Segment Start: Material shown

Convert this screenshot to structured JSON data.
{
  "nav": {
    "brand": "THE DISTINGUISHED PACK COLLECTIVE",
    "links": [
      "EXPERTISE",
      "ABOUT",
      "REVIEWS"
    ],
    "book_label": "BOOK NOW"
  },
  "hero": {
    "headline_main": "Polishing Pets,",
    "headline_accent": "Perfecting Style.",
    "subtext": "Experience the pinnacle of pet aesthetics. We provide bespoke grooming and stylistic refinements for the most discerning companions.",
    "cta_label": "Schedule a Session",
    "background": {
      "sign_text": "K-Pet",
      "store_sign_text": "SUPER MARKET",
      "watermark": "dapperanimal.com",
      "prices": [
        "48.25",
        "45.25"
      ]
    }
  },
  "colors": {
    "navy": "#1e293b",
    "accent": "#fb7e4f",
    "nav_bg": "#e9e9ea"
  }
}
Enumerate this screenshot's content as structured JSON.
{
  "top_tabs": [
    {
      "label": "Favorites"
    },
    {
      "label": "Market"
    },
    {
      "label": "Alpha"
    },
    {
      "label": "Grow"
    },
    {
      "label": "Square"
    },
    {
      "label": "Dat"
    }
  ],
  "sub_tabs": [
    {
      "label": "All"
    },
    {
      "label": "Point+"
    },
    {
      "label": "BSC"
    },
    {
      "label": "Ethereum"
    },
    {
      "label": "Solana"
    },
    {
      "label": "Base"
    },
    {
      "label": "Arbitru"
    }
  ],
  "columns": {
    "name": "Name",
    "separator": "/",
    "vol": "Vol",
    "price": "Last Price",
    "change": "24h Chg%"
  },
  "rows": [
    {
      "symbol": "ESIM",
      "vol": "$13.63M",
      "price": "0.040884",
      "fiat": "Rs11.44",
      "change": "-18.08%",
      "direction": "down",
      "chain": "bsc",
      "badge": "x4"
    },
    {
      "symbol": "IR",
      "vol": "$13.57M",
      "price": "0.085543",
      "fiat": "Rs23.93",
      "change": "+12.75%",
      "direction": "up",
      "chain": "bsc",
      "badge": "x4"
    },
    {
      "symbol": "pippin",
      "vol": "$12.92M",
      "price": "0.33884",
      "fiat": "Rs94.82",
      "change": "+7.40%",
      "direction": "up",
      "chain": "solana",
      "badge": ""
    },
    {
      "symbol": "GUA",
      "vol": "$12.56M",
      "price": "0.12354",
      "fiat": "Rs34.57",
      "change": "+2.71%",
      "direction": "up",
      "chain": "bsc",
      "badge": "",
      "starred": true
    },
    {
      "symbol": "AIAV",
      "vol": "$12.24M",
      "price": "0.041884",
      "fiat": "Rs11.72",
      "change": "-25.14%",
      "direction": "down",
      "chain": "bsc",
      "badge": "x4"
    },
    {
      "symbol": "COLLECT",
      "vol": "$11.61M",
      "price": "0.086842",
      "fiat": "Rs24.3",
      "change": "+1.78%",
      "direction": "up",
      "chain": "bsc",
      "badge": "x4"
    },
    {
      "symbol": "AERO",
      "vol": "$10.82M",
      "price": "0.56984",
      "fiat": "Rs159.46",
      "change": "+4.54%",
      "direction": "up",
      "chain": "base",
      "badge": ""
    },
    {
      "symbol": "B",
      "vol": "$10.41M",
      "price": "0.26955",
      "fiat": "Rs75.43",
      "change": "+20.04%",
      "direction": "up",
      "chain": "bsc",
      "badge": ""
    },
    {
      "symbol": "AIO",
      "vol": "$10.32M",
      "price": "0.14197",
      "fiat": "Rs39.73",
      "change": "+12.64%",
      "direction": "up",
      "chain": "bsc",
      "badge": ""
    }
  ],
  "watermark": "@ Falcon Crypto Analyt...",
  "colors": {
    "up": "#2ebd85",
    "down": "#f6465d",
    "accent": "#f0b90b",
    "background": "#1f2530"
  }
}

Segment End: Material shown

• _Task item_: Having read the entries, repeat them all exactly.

• _Problem solution_:
Convert this screenshot to structured JSON data.
{
  "nav": {
    "brand": "THE DISTINGUISHED PACK COLLECTIVE",
    "links": [
      "EXPERTISE",
      "ABOUT",
      "REVIEWS"
    ],
    "book_label": "BOOK NOW"
  },
  "hero": {
    "headline_main": "Polishing Pets,",
    "headline_accent": "Perfecting Style.",
    "subtext": "Experience the pinnacle of pet aesthetics. We provide bespoke grooming and stylistic refinements for the most discerning companions.",
    "cta_label": "Schedule a Session",
    "background": {
      "sign_text": "K-Pet",
      "store_sign_text": "SUPER MARKET",
      "watermark": "dapperanimal.com",
      "prices": [
        "48.25",
        "45.25"
      ]
    }
  },
  "colors": {
    "navy": "#1e293b",
    "accent": "#fb7e4f",
    "nav_bg": "#e9e9ea"
  }
}
Enumerate this screenshot's content as structured JSON.
{
  "top_tabs": [
    {
      "label": "Favorites"
    },
    {
      "label": "Market"
    },
    {
      "label": "Alpha"
    },
    {
      "label": "Grow"
    },
    {
      "label": "Square"
    },
    {
      "label": "Dat"
    }
  ],
  "sub_tabs": [
    {
      "label": "All"
    },
    {
      "label": "Point+"
    },
    {
      "label": "BSC"
    },
    {
      "label": "Ethereum"
    },
    {
      "label": "Solana"
    },
    {
      "label": "Base"
    },
    {
      "label": "Arbitru"
    }
  ],
  "columns": {
    "name": "Name",
    "separator": "/",
    "vol": "Vol",
    "price": "Last Price",
    "change": "24h Chg%"
  },
  "rows": [
    {
      "symbol": "ESIM",
      "vol": "$13.63M",
      "price": "0.040884",
      "fiat": "Rs11.44",
      "change": "-18.08%",
      "direction": "down",
      "chain": "bsc",
      "badge": "x4"
    },
    {
      "symbol": "IR",
      "vol": "$13.57M",
      "price": "0.085543",
      "fiat": "Rs23.93",
      "change": "+12.75%",
      "direction": "up",
      "chain": "bsc",
      "badge": "x4"
    },
    {
      "symbol": "pippin",
      "vol": "$12.92M",
      "price": "0.33884",
      "fiat": "Rs94.82",
      "change": "+7.40%",
      "direction": "up",
      "chain": "solana",
      "badge": ""
    },
    {
      "symbol": "GUA",
      "vol": "$12.56M",
      "price": "0.12354",
      "fiat": "Rs34.57",
      "change": "+2.71%",
      "direction": "up",
      "chain": "bsc",
      "badge": "",
      "starred": true
    },
    {
      "symbol": "AIAV",
      "vol": "$12.24M",
      "price": "0.041884",
      "fiat": "Rs11.72",
      "change": "-25.14%",
      "direction": "down",
      "chain": "bsc",
      "badge": "x4"
    },
    {
      "symbol": "COLLECT",
      "vol": "$11.61M",
      "price": "0.086842",
      "fiat": "Rs24.3",
      "change": "+1.78%",
      "direction": "up",
      "chain": "bsc",
      "badge": "x4"
    },
    {
      "symbol": "AERO",
      "vol": "$10.82M",
      "price": "0.56984",
      "fiat": "Rs159.46",
      "change": "+4.54%",
      "direction": "up",
      "chain": "base",
      "badge": ""
    },
    {
      "symbol": "B",
      "vol": "$10.41M",
      "price": "0.26955",
      "fiat": "Rs75.43",
      "change": "+20.04%",
      "direction": "up",
      "chain": "bsc",
      "badge": ""
    },
    {
      "symbol": "AIO",
      "vol": "$10.32M",
      "price": "0.14197",
      "fiat": "Rs39.73",
      "change": "+12.64%",
      "direction": "up",
      "chain": "bsc",
      "badge": ""
    }
  ],
  "watermark": "@ Falcon Crypto Analyt...",
  "colors": {
    "up": "#2ebd85",
    "down": "#f6465d",
    "accent": "#f0b90b",
    "background": "#1f2530"
  }
}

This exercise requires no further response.